Verschueren A, et al. Lewis-Sumner Syndrome and Multifocal Motor Neuropathy. Muscle Nerve. 2005;31(1):88-94. PubMed PMID: 15536613.
* Article titles in AMA citation format should be in sentence-case

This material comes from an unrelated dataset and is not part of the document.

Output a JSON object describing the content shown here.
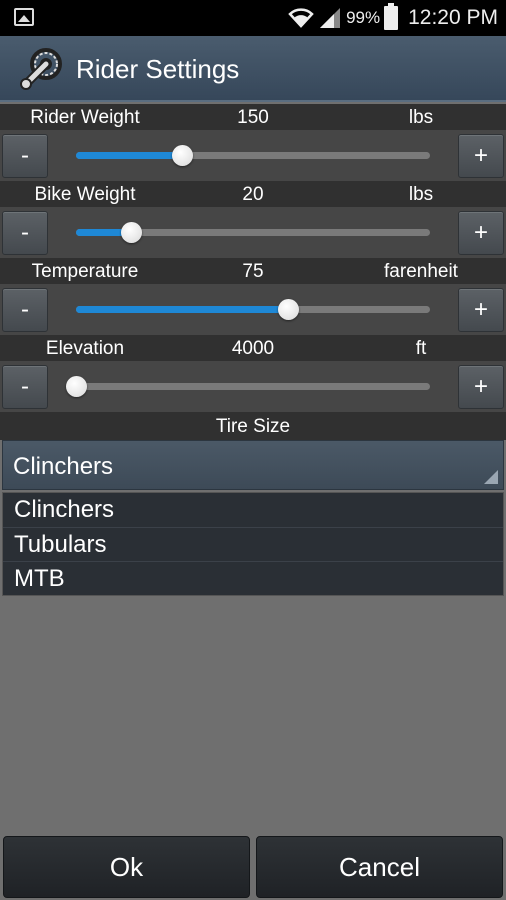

TY - JOUR T1 - Lewis-Sumner syndrome and multifocal motor neuropathy. AU - Verschueren,Annie, AU - Azulay,Jean Philippe, AU - Attarian,Shahram, AU - Boucraut,José, AU - Pellissier,Jean François, AU - Pouget,Jean, PY - 2004/11/13/pubmed PY - 2005/2/3/medline PY - 2004/11/13/entrez SP - 88 EP - 94 JF - Muscle & nerve JO - Muscle Nerve VL - 31 IS - 1 N2 - We compared the clinical, electrophysiological, laboratory, and pathological features of 13 patients with Lewis-Sumner syndrome (LSS) with those of 20 patients with multifocal motor neuropathy (MMN). LSS and MMN patients have several common clinical features: age at onset, weakness in the distribution of individual peripheral nerves, mild wasting, cramps and fasciculations, partial areflexia, and frequent stepwise disease course. Cerebrospinal fluid protein level was normal or slightly elevated, but always less than 100 mg/dl. Conduction blocks are the electrophysiological hallmarks of these two neuropathies, and no differences in distribution and number of blocks were found. Contrary to MMN, lower-limb involvement at onset was frequent in LSS but extension to the upper limbs was a frequent later feature of the disease. Cranial nerve involvement was noted in 4 LSS patients during relapses and absent in all MMN patients. The major distinguishing features were the clinical and electrophysiological sensory involvement in LSS, and the lack of anti-GM1 antibodies in LSS, whereas IgM anti-GM1 were found in 40% of MMN patients. Some LSS patients responded to steroid therapy, whereas this was ineffective in MMN. From these features, LSS can be considered an entity distinct from MMN, with its own clinical, laboratory, and electrophysiological characteristics, and as an intermediate link between chronic inflammatory demyelinating polyneuropathy and MMN. SN - 0148-639X UR - https://www.unboundmedicine.com/medline/citation/15536613/Lewis_Sumner_syndrome_and_multifocal_motor_neuropathy_ L2 - https://doi.org/10.1002/mus.20236 DB - PRIME DP - Unbound Medicine ER -